● **Exercise details**: Search the material for the string "title", then report how many lines hold it, with no other text.

● **Data to process**:
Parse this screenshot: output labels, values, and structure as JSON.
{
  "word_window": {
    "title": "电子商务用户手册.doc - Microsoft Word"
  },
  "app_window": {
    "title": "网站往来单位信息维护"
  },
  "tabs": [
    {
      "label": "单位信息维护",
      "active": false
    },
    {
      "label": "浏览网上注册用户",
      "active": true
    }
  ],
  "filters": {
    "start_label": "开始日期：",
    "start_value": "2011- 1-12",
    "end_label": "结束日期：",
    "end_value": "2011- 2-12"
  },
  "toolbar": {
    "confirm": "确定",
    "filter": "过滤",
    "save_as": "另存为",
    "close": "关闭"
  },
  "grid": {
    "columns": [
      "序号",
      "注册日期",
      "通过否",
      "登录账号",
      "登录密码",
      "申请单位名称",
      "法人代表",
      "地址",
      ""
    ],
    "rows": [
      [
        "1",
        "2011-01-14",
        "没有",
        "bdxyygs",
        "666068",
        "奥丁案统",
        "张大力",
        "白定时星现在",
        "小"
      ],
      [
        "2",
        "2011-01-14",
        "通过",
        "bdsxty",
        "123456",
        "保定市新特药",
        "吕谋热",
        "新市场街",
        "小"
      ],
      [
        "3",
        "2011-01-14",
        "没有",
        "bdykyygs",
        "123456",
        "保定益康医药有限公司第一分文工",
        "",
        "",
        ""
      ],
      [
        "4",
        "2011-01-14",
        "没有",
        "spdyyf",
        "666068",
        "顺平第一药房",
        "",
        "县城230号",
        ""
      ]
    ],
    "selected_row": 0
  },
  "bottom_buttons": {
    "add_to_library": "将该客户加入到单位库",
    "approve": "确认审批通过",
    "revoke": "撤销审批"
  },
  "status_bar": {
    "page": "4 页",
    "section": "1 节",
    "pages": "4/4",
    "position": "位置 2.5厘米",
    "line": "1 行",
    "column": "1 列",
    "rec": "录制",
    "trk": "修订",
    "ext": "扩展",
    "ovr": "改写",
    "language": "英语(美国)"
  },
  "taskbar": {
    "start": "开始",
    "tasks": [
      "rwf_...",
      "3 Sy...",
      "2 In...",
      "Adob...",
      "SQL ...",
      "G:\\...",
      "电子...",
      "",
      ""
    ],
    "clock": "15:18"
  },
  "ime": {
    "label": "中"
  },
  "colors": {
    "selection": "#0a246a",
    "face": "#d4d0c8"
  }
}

● **Written solution**: 2